To make a right turn, the driver pulls the left line. This pulls the left animal's head to the inside (right). As it turns, it puts sideward pressure on its bow and the whole yoke is pushed to the right. This signals the righthand animal to turn right.

Team Lines with Cross-Check

Team lines with cross-check. A complete steering system lets the driver turn both animals-not just one. Each outside line (see above) is equipped with a second, shorter line that branches off and crosses over to the headgear of the other animal. When the driver pulls the left line, for example, he/she is pulling the end of a Y-shaped line that connects to the left side of each animal's headgear.

A set of Y-shaped lines is called team lines. Each line is made up of a long outside line called a team line and a short cross-over line called a cross-over check line or stub-line.

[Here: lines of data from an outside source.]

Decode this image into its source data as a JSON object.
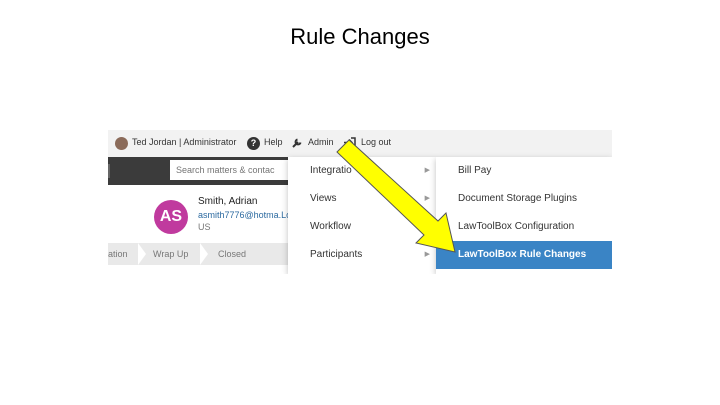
{
  "slide": {
    "title": "Rule Changes"
  },
  "topbar": {
    "user": "Ted Jordan | Administrator",
    "help": "Help",
    "admin": "Admin",
    "logout": "Log out"
  },
  "search": {
    "placeholder": "Search matters & contac"
  },
  "contact": {
    "initials": "AS",
    "name": "Smith, Adrian",
    "email": "asmith7776@hotma.Lo",
    "country": "US"
  },
  "stages": [
    "ation",
    "Wrap Up",
    "Closed"
  ],
  "admin_menu": {
    "items": [
      {
        "label": "Integratio",
        "has_submenu": true
      },
      {
        "label": "Views",
        "has_submenu": true
      },
      {
        "label": "Workflow",
        "has_submenu": false
      },
      {
        "label": "Participants",
        "has_submenu": true
      }
    ]
  },
  "integrations_submenu": {
    "items": [
      {
        "label": "Bill Pay"
      },
      {
        "label": "Document Storage Plugins"
      },
      {
        "label": "LawToolBox Configuration"
      },
      {
        "label": "LawToolBox Rule Changes",
        "selected": true
      }
    ]
  },
  "colors": {
    "accent": "#3a84c5",
    "avatar": "#c03a9e",
    "search_bar": "#3b3b3b",
    "arrow_fill": "#ffff00"
  },
  "icons": {
    "help": "question-circle-icon",
    "admin": "wrench-icon",
    "logout": "logout-icon",
    "submenu": "caret-right-icon"
  }
}
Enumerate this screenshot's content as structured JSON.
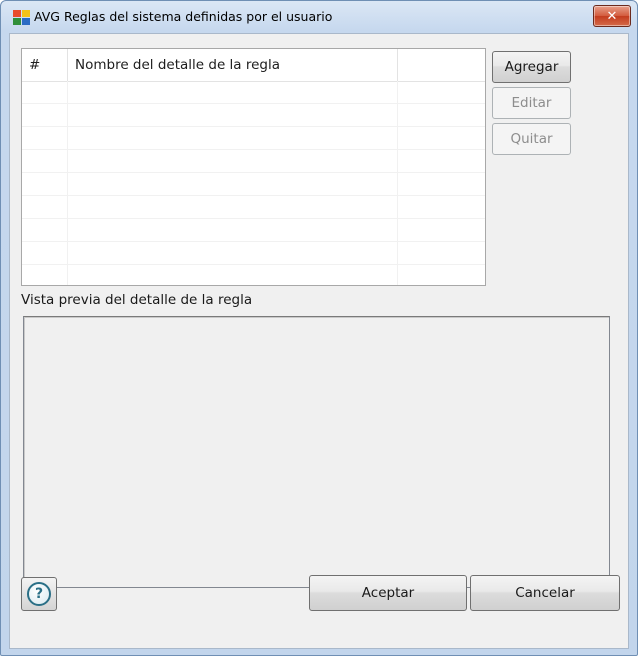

Cross-checks are supported as they cross over. If the team is in a yoke, the yoke stock can serve as a support. If the team is in collar harness, the lines go through rings on or attached to the inside hames of the opposite animal.

It is important that the crosschecks are the same length and connect to the team lines equal distances back from the headgear. They must also connect at the right distance,

Adjustment of the cross-checks is made by trial and error. Pull back on both lines evenly. If the team backs up straight, the lines are adjusted correctly. If the animals crowd together as they back up, the checks are connected to the team lines too far back. If the animals split apart, the checks are connected too far forward.